Cymbals are all handled by Shure studio condensers, with a pair of KSM32s overhead, mounted 8-10 inches above the highest cymbal. For the hi-hat and the ride cymbals, Carlo uses the KSM141. “Brent Fitz likes a fair amount cymbal in his ear mix, and he’s really happy with the combination of mics we’re using,” he reports. “They all have a clean, smooth sound, and the compact size of the KSM141 makes them perfect to squeeze into tight spots on the drum kit.”
With Slash being a Shure endorsing artist, Monty Carlo notes that the input list “reads a bit like a Shure brochure, but I wouldn’t change a thing. Being a monitor engineer is all about giving the artists exactly what they want to hear, and having an all-Shure stage makes that a breeze.” After an end-of-year break, Slash will hit the road again in 2011, starting with U.S. dates in January and February.
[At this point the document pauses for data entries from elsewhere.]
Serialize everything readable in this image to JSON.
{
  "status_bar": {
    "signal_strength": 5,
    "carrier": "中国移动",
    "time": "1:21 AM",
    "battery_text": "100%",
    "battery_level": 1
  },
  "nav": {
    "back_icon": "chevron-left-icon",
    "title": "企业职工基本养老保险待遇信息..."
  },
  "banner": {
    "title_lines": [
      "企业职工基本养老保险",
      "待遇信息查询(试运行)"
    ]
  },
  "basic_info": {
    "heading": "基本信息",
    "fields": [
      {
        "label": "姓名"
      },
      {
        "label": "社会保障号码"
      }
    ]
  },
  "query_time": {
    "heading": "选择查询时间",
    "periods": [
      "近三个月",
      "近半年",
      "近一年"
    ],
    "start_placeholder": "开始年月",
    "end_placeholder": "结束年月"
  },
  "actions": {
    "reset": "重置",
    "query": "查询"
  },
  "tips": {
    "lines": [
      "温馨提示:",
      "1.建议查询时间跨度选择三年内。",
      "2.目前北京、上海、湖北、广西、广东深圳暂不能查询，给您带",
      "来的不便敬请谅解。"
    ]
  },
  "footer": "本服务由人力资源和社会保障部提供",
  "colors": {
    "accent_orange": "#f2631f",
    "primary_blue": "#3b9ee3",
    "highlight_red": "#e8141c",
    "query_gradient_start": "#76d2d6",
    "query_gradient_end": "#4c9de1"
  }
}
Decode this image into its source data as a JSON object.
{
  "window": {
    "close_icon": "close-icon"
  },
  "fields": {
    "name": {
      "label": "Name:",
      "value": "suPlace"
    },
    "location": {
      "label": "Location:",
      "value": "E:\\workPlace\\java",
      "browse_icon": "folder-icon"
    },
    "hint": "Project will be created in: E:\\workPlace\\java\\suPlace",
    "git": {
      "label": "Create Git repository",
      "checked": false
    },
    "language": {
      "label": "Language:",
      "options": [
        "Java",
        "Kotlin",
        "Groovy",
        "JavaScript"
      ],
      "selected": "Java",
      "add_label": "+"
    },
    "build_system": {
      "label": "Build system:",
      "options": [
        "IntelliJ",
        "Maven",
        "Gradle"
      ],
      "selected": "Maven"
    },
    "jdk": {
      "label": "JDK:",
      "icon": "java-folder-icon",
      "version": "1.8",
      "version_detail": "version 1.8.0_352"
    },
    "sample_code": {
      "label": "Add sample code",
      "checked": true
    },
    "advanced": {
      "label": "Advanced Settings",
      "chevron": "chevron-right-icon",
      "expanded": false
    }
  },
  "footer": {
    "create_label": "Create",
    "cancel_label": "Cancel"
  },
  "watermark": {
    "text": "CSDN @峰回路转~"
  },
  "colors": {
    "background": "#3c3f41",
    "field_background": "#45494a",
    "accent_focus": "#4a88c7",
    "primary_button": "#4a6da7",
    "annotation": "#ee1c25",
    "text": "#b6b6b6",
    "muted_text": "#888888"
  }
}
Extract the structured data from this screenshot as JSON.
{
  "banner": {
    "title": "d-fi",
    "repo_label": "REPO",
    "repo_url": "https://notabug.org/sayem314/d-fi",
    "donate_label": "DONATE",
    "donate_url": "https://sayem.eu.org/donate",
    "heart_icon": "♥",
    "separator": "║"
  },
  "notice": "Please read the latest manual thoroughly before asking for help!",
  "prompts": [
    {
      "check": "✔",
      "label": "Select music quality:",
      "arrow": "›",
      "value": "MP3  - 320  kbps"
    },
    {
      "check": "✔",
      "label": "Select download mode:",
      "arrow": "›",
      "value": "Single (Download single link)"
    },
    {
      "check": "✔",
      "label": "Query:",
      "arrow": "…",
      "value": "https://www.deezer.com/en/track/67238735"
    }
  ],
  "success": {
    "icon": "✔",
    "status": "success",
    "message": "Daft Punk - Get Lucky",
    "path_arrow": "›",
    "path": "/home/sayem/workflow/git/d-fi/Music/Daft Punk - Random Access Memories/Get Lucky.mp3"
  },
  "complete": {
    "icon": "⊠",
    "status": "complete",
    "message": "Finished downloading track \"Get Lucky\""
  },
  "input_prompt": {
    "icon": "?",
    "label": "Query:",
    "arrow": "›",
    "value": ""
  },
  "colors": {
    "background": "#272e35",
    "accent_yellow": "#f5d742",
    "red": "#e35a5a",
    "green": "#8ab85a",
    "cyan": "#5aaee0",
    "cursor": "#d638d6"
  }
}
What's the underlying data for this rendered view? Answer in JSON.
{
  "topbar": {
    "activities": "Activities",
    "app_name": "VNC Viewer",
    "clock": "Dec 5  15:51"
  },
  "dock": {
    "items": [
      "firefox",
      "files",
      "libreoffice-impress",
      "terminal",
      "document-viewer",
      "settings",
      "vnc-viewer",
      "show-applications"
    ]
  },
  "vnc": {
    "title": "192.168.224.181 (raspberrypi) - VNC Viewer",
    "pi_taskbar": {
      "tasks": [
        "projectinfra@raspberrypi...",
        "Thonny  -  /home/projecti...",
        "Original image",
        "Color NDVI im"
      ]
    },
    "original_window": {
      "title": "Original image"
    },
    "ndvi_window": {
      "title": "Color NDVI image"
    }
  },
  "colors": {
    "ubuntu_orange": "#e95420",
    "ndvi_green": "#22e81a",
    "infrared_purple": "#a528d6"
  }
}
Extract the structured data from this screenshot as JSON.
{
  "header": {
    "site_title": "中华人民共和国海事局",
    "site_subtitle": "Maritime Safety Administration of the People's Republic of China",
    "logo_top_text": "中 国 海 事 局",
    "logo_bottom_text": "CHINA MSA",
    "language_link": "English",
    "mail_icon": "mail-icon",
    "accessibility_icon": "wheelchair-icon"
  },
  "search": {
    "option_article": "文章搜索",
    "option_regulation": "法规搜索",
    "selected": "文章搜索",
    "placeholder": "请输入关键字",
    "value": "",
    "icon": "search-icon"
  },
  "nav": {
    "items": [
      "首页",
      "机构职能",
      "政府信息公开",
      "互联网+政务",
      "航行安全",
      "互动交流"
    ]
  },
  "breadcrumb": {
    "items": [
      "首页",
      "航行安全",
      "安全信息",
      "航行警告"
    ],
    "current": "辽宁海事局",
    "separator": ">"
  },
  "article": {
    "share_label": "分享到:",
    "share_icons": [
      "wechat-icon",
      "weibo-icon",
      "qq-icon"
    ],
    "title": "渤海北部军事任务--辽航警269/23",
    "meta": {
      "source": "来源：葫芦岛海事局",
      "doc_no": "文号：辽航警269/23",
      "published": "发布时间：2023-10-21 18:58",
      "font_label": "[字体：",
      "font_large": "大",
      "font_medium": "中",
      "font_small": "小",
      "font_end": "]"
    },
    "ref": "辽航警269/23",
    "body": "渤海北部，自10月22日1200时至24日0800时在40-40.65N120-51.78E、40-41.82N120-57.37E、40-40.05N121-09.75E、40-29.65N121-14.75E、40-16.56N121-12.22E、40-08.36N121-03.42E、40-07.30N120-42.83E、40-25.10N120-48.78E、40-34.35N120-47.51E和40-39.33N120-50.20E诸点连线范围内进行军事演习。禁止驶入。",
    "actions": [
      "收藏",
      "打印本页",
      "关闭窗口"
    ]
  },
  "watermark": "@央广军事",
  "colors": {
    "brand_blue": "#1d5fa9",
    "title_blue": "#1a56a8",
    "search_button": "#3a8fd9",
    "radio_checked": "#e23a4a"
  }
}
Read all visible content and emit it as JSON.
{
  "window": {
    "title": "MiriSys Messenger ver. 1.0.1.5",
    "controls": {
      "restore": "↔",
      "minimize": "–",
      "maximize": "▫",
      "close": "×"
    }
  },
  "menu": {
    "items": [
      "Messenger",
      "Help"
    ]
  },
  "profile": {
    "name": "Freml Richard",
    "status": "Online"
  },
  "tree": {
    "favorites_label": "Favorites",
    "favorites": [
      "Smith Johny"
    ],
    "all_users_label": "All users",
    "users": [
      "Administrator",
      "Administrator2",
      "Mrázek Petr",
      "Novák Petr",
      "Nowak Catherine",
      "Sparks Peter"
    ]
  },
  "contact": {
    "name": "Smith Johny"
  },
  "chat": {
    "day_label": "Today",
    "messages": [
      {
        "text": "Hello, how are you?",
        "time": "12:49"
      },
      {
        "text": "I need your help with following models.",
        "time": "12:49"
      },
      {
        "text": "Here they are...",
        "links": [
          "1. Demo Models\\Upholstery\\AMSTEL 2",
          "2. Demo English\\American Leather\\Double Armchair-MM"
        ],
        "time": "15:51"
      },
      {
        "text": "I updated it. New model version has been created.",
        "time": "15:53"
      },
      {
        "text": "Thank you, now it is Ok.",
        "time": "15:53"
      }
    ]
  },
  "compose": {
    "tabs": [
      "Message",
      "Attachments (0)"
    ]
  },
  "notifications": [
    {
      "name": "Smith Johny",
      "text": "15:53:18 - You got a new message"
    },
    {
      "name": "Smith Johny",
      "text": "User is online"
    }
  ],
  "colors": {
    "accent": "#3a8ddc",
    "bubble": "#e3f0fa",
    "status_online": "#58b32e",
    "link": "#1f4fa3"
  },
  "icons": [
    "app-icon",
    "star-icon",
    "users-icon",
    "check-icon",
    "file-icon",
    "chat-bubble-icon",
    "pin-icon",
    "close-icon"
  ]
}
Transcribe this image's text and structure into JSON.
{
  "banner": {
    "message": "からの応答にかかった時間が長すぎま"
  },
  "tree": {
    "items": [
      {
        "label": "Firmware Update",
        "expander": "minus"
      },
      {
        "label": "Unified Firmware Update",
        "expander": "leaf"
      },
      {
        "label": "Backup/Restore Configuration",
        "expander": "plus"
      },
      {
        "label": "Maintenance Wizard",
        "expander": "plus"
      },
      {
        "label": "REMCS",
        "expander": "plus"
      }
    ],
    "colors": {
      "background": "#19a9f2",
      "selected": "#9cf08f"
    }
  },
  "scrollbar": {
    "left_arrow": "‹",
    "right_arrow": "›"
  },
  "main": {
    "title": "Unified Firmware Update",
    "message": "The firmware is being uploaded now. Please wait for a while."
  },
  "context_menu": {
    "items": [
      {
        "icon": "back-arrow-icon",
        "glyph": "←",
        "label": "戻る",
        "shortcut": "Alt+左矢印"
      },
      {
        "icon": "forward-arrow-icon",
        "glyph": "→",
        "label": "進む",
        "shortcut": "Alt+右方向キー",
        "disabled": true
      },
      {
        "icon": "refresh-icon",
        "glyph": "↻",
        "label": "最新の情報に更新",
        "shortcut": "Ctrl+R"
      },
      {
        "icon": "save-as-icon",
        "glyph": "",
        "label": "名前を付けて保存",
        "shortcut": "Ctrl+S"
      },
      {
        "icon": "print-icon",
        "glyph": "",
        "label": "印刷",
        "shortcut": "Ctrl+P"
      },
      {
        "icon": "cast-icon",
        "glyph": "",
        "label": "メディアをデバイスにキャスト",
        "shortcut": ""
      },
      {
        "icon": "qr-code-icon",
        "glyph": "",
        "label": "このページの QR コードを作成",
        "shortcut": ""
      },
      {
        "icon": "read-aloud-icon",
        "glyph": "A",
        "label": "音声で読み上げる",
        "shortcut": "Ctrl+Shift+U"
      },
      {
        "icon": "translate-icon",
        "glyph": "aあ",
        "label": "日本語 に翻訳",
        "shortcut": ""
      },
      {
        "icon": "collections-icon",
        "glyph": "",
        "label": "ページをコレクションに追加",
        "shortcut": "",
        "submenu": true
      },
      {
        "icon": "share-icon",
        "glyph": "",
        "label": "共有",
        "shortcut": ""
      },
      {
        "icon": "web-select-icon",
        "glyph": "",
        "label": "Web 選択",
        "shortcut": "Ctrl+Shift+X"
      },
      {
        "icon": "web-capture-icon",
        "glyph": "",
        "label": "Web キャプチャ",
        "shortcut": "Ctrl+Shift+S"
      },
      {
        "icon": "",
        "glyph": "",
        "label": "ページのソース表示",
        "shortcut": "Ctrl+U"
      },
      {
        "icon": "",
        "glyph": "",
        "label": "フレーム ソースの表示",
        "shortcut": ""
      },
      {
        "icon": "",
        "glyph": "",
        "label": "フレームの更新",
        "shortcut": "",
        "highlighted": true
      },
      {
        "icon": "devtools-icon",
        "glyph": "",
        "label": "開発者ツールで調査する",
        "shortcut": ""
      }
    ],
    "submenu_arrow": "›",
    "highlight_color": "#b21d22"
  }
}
“With PSM900 I genuinely think Shure has built a fantastic product. And compared to the competition, well… it’s just a vastly superior system. We’re completely over the moon with them. We love them!”
Read the full story on www.shure.co.uk!